Note that there is no legal definition for the label ‘Cruelty-Free.‘ It can mean different things to different people. But Cruelty-Free is generally used to imply no animal testing. More specifically, the ingredients, formulation, or finished product are not tested on animals at any stage of product development.
At ethical elephant, we always assess a company’s cruelty-free policy using our Cruelty-Free Checklist. This ensures no animal testing was performed by the brand itself, its suppliers, and by any third parties.
Also, note that Cruelty-Free and Vegan don’t always mean the same thing.
Beauty Kitchen is Not 100% Vegan
‘Vegan’ in cosmetics can refer to an entire brand that is 100% Vegan or a specific product is vegan.
In the case of Beauty Kitchen, not all of their products are vegan. But they have some products that are suitable for vegans.
How to know which of Beauty Kitchen products are vegan?
Beauty Kitchen marks all of its vegan products on its website.
“Over 95% of our range is vegan and the other 5% is vegetarian (sometimes we use beeswax). On top of that, all of our vegan products are officially registered with the Vegan Society.”
Similar to ‘Cruelty-Free,’ there is no standard or legal definition for the label ‘Vegan.’ But it’s usually used in the context to describe something that doesn’t contain any animal-derived ingredients or animal by-products.
Some common animal products used in cosmetics include carmine, lanolin, snail mucus, beeswax, honey, pearl or silk-derived ingredients, animal-based glycerin, keratin, and squalene.
There are plant-based and synthetic alternatives to animal-derived ingredients. But it’s sometimes difficult to know with certainty whether a product is vegan just by reading the ingredient list.
So it’s best to ask the company and manufacturers to ensure the ingredients they’ve chosen to use were from non-animal sources.
Ethical Mica Mining Policy
Mica is a mineral that’s used in cosmetics to add a shimmery effect. But the mining of natural mica has been linked to child labor and human rights violations.
Unless a company publicly addresses its mica mining policy, we have no way of knowing whether its mica is ethically sourced without child or forced labor.
So I asked Beauty Kitche if their mica is ethically sourced without the use of child labor and they responded by stating,

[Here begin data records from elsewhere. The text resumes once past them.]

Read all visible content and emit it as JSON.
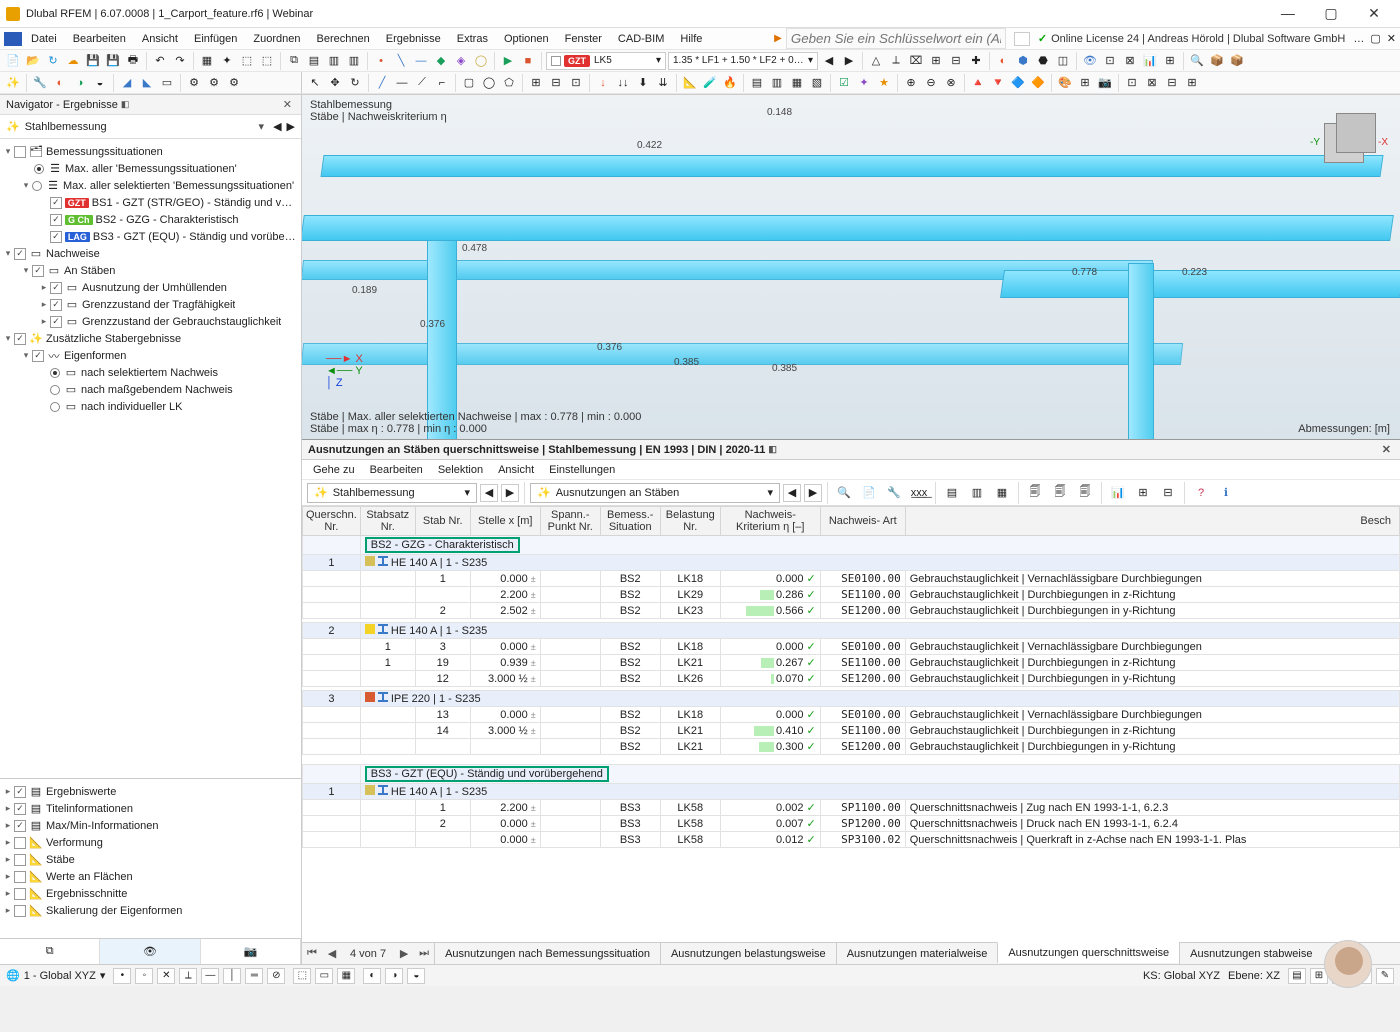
{
  "title": "Dlubal RFEM | 6.07.0008 | 1_Carport_feature.rf6 | Webinar",
  "menu": [
    "Datei",
    "Bearbeiten",
    "Ansicht",
    "Einfügen",
    "Zuordnen",
    "Berechnen",
    "Ergebnisse",
    "Extras",
    "Optionen",
    "Fenster",
    "CAD-BIM",
    "Hilfe"
  ],
  "searchPlaceholder": "Geben Sie ein Schlüsselwort ein (Alt…",
  "license": "Online License 24 | Andreas Hörold | Dlubal Software GmbH",
  "lcDrop": {
    "badge": "GZT",
    "lk": "LK5",
    "combo": "1.35 * LF1 + 1.50 * LF2 + 0…"
  },
  "navigator": {
    "title": "Navigator - Ergebnisse",
    "selector": "Stahlbemessung",
    "tree": {
      "bs": {
        "label": "Bemessungssituationen",
        "maxAll": "Max. aller 'Bemessungssituationen'",
        "maxSel": "Max. aller selektierten 'Bemessungssituationen'",
        "bs1": "BS1 - GZT (STR/GEO) - Ständig und vor…",
        "bs2": "BS2 - GZG - Charakteristisch",
        "bs3": "BS3 - GZT (EQU) - Ständig und vorüber…"
      },
      "nachweise": {
        "label": "Nachweise",
        "anStaeben": "An Stäben",
        "umh": "Ausnutzung der Umhüllenden",
        "trag": "Grenzzustand der Tragfähigkeit",
        "gebrauch": "Grenzzustand der Gebrauchstauglichkeit"
      },
      "zusatz": {
        "label": "Zusätzliche Stabergebnisse",
        "eig": "Eigenformen",
        "r1": "nach selektiertem Nachweis",
        "r2": "nach maßgebendem Nachweis",
        "r3": "nach individueller LK"
      }
    },
    "bottomNodes": [
      "Ergebniswerte",
      "Titelinformationen",
      "Max/Min-Informationen",
      "Verformung",
      "Stäbe",
      "Werte an Flächen",
      "Ergebnisschnitte",
      "Skalierung der Eigenformen"
    ]
  },
  "viewport": {
    "line1": "Stahlbemessung",
    "line2": "Stäbe | Nachweiskriterium η",
    "statsLine": "Stäbe | Max. aller selektierten Nachweise | max  : 0.778 | min  : 0.000",
    "etaLine": "Stäbe | max η : 0.778 | min η : 0.000",
    "dimLabel": "Abmessungen: [m]",
    "nums": {
      "a": "0.148",
      "b": "0.422",
      "c": "0.478",
      "d": "0.189",
      "e": "0.376",
      "f": "0.376",
      "g": "0.385",
      "h": "0.385",
      "i": "0.778",
      "j": "0.223"
    }
  },
  "results": {
    "title": "Ausnutzungen an Stäben querschnittsweise | Stahlbemessung | EN 1993 | DIN | 2020-11",
    "menus": [
      "Gehe zu",
      "Bearbeiten",
      "Selektion",
      "Ansicht",
      "Einstellungen"
    ],
    "leftSelector": "Stahlbemessung",
    "rightSelector": "Ausnutzungen an Stäben",
    "headers": {
      "q": "Querschn.\nNr.",
      "ss": "Stabsatz\nNr.",
      "st": "Stab\nNr.",
      "x": "Stelle\nx [m]",
      "sp": "Spann.-\nPunkt Nr.",
      "bs": "Bemess.-\nSituation",
      "lk": "Belastung\nNr.",
      "ratio": "Nachweis-\nKriterium η [–]",
      "art": "Nachweis-\nArt",
      "beschr": "Besch"
    },
    "group1": "BS2 - GZG - Charakteristisch",
    "group2": "BS3 - GZT (EQU) - Ständig und vorübergehend",
    "sections": [
      {
        "qnr": "1",
        "label": "HE 140 A | 1 - S235",
        "color": "#d6c05a",
        "rows": [
          {
            "ss": "",
            "st": "1",
            "x": "0.000",
            "sp": "",
            "bs": "BS2",
            "lk": "LK18",
            "ratio": "0.000",
            "ratiobar": 0,
            "art": "SE0100.00",
            "desc": "Gebrauchstauglichkeit | Vernachlässigbare Durchbiegungen"
          },
          {
            "ss": "",
            "st": "",
            "x": "2.200",
            "sp": "",
            "bs": "BS2",
            "lk": "LK29",
            "ratio": "0.286",
            "ratiobar": 14,
            "art": "SE1100.00",
            "desc": "Gebrauchstauglichkeit | Durchbiegungen in z-Richtung"
          },
          {
            "ss": "",
            "st": "2",
            "x": "2.502",
            "sp": "",
            "bs": "BS2",
            "lk": "LK23",
            "ratio": "0.566",
            "ratiobar": 28,
            "art": "SE1200.00",
            "desc": "Gebrauchstauglichkeit | Durchbiegungen in y-Richtung"
          }
        ]
      },
      {
        "qnr": "2",
        "label": "HE 140 A | 1 - S235",
        "color": "#f2d326",
        "rows": [
          {
            "ss": "1",
            "st": "3",
            "x": "0.000",
            "sp": "",
            "bs": "BS2",
            "lk": "LK18",
            "ratio": "0.000",
            "ratiobar": 0,
            "art": "SE0100.00",
            "desc": "Gebrauchstauglichkeit | Vernachlässigbare Durchbiegungen"
          },
          {
            "ss": "1",
            "st": "19",
            "x": "0.939",
            "sp": "",
            "bs": "BS2",
            "lk": "LK21",
            "ratio": "0.267",
            "ratiobar": 13,
            "art": "SE1100.00",
            "desc": "Gebrauchstauglichkeit | Durchbiegungen in z-Richtung"
          },
          {
            "ss": "",
            "st": "12",
            "x": "3.000 ½",
            "sp": "",
            "bs": "BS2",
            "lk": "LK26",
            "ratio": "0.070",
            "ratiobar": 3,
            "art": "SE1200.00",
            "desc": "Gebrauchstauglichkeit | Durchbiegungen in y-Richtung"
          }
        ]
      },
      {
        "qnr": "3",
        "label": "IPE 220 | 1 - S235",
        "color": "#d85a30",
        "rows": [
          {
            "ss": "",
            "st": "13",
            "x": "0.000",
            "sp": "",
            "bs": "BS2",
            "lk": "LK18",
            "ratio": "0.000",
            "ratiobar": 0,
            "art": "SE0100.00",
            "desc": "Gebrauchstauglichkeit | Vernachlässigbare Durchbiegungen"
          },
          {
            "ss": "",
            "st": "14",
            "x": "3.000 ½",
            "sp": "",
            "bs": "BS2",
            "lk": "LK21",
            "ratio": "0.410",
            "ratiobar": 20,
            "art": "SE1100.00",
            "desc": "Gebrauchstauglichkeit | Durchbiegungen in z-Richtung"
          },
          {
            "ss": "",
            "st": "",
            "x": "",
            "sp": "",
            "bs": "BS2",
            "lk": "LK21",
            "ratio": "0.300",
            "ratiobar": 15,
            "art": "SE1200.00",
            "desc": "Gebrauchstauglichkeit | Durchbiegungen in y-Richtung"
          }
        ]
      },
      {
        "qnr": "1",
        "label": "HE 140 A | 1 - S235",
        "color": "#d6c05a",
        "group2": true,
        "rows": [
          {
            "ss": "",
            "st": "1",
            "x": "2.200",
            "sp": "",
            "bs": "BS3",
            "lk": "LK58",
            "ratio": "0.002",
            "ratiobar": 0,
            "art": "SP1100.00",
            "desc": "Querschnittsnachweis | Zug nach EN 1993-1-1, 6.2.3"
          },
          {
            "ss": "",
            "st": "2",
            "x": "0.000",
            "sp": "",
            "bs": "BS3",
            "lk": "LK58",
            "ratio": "0.007",
            "ratiobar": 0,
            "art": "SP1200.00",
            "desc": "Querschnittsnachweis | Druck nach EN 1993-1-1, 6.2.4"
          },
          {
            "ss": "",
            "st": "",
            "x": "0.000",
            "sp": "",
            "bs": "BS3",
            "lk": "LK58",
            "ratio": "0.012",
            "ratiobar": 0,
            "art": "SP3100.02",
            "desc": "Querschnittsnachweis | Querkraft in z-Achse nach EN 1993-1-1.        Plas"
          }
        ]
      }
    ],
    "page": "4 von 7",
    "tabs": [
      "Ausnutzungen nach Bemessungssituation",
      "Ausnutzungen belastungsweise",
      "Ausnutzungen materialweise",
      "Ausnutzungen querschnittsweise",
      "Ausnutzungen stabweise"
    ]
  },
  "status": {
    "coord": "1 - Global XYZ",
    "ks": "KS: Global XYZ",
    "ebene": "Ebene: XZ"
  }
}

“Our mica is responsibly sourced from India, we work in partnership with IGEP Foundation (Indo-German Export Promotion Project) a local non-government organisation which arranges unannounced audits every month to check the labour conditions in the mines including occupational safety and adherence to the ban on child labour. Complimentary to this, environmental resource management (ERM), an international consultancy conducts annual audits investigating both working conditions as well as environment and health and safety issues. The supplier that we work with finances 3 schools and affiliated day care centre as well as 2 vocational training centres. The glitter effect that you see in our Glitter balm is produced using natural micas and fluorine micas. Due to our BCorp certification we have to source our ingredients through multi attribute which includes impact on environment, impact on people, impact on wildlife and impact on commercials. We never source anything by looking at only one signal attribute.“